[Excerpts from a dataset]
□ □ □ □

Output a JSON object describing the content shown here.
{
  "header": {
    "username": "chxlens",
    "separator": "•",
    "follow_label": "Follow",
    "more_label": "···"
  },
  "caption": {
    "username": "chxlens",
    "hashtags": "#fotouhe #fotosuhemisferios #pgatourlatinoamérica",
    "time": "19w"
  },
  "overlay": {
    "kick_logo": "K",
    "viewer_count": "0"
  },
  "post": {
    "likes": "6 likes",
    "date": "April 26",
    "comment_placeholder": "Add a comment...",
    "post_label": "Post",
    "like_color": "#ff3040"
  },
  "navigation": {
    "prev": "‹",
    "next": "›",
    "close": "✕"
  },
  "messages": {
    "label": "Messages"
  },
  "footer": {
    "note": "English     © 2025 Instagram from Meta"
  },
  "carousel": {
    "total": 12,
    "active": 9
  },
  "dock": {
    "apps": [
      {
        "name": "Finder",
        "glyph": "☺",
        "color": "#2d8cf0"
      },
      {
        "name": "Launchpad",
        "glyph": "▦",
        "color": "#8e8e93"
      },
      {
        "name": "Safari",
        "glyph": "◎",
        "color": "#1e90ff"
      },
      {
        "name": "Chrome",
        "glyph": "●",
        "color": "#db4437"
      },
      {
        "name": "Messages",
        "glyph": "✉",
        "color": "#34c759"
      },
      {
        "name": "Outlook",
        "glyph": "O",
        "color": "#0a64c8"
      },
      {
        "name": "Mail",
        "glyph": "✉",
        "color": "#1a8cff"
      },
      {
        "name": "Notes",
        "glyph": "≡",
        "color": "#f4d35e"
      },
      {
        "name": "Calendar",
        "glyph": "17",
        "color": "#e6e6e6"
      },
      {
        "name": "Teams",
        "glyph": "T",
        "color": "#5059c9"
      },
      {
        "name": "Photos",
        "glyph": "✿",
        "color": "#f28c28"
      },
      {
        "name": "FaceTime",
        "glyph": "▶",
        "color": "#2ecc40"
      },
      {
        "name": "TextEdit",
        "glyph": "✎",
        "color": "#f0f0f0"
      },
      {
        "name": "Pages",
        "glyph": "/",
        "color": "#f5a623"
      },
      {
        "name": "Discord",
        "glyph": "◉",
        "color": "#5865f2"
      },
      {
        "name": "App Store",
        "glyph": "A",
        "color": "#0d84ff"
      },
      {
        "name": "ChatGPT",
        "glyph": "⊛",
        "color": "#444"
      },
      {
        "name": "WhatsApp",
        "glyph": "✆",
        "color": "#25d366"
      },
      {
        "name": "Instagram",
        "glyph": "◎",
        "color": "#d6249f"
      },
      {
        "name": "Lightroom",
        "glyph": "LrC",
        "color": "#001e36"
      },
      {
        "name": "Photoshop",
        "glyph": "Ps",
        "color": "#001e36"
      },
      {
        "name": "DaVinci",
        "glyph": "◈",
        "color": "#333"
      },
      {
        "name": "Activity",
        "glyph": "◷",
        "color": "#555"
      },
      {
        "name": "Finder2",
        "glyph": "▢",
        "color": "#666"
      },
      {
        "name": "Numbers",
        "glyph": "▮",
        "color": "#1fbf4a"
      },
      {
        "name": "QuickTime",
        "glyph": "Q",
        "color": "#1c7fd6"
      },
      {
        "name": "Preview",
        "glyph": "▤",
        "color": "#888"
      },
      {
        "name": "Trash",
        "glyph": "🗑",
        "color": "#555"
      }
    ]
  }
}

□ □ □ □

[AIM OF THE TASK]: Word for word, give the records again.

[ANSWER TO THIS EXERCISE]:
Output a JSON object describing the content shown here.
{
  "header": {
    "username": "chxlens",
    "separator": "•",
    "follow_label": "Follow",
    "more_label": "···"
  },
  "caption": {
    "username": "chxlens",
    "hashtags": "#fotouhe #fotosuhemisferios #pgatourlatinoamérica",
    "time": "19w"
  },
  "overlay": {
    "kick_logo": "K",
    "viewer_count": "0"
  },
  "post": {
    "likes": "6 likes",
    "date": "April 26",
    "comment_placeholder": "Add a comment...",
    "post_label": "Post",
    "like_color": "#ff3040"
  },
  "navigation": {
    "prev": "‹",
    "next": "›",
    "close": "✕"
  },
  "messages": {
    "label": "Messages"
  },
  "footer": {
    "note": "English     © 2025 Instagram from Meta"
  },
  "carousel": {
    "total": 12,
    "active": 9
  },
  "dock": {
    "apps": [
      {
        "name": "Finder",
        "glyph": "☺",
        "color": "#2d8cf0"
      },
      {
        "name": "Launchpad",
        "glyph": "▦",
        "color": "#8e8e93"
      },
      {
        "name": "Safari",
        "glyph": "◎",
        "color": "#1e90ff"
      },
      {
        "name": "Chrome",
        "glyph": "●",
        "color": "#db4437"
      },
      {
        "name": "Messages",
        "glyph": "✉",
        "color": "#34c759"
      },
      {
        "name": "Outlook",
        "glyph": "O",
        "color": "#0a64c8"
      },
      {
        "name": "Mail",
        "glyph": "✉",
        "color": "#1a8cff"
      },
      {
        "name": "Notes",
        "glyph": "≡",
        "color": "#f4d35e"
      },
      {
        "name": "Calendar",
        "glyph": "17",
        "color": "#e6e6e6"
      },
      {
        "name": "Teams",
        "glyph": "T",
        "color": "#5059c9"
      },
      {
        "name": "Photos",
        "glyph": "✿",
        "color": "#f28c28"
      },
      {
        "name": "FaceTime",
        "glyph": "▶",
        "color": "#2ecc40"
      },
      {
        "name": "TextEdit",
        "glyph": "✎",
        "color": "#f0f0f0"
      },
      {
        "name": "Pages",
        "glyph": "/",
        "color": "#f5a623"
      },
      {
        "name": "Discord",
        "glyph": "◉",
        "color": "#5865f2"
      },
      {
        "name": "App Store",
        "glyph": "A",
        "color": "#0d84ff"
      },
      {
        "name": "ChatGPT",
        "glyph": "⊛",
        "color": "#444"
      },
      {
        "name": "WhatsApp",
        "glyph": "✆",
        "color": "#25d366"
      },
      {
        "name": "Instagram",
        "glyph": "◎",
        "color": "#d6249f"
      },
      {
        "name": "Lightroom",
        "glyph": "LrC",
        "color": "#001e36"
      },
      {
        "name": "Photoshop",
        "glyph": "Ps",
        "color": "#001e36"
      },
      {
        "name": "DaVinci",
        "glyph": "◈",
        "color": "#333"
      },
      {
        "name": "Activity",
        "glyph": "◷",
        "color": "#555"
      },
      {
        "name": "Finder2",
        "glyph": "▢",
        "color": "#666"
      },
      {
        "name": "Numbers",
        "glyph": "▮",
        "color": "#1fbf4a"
      },
      {
        "name": "QuickTime",
        "glyph": "Q",
        "color": "#1c7fd6"
      },
      {
        "name": "Preview",
        "glyph": "▤",
        "color": "#888"
      },
      {
        "name": "Trash",
        "glyph": "🗑",
        "color": "#555"
      }
    ]
  }
}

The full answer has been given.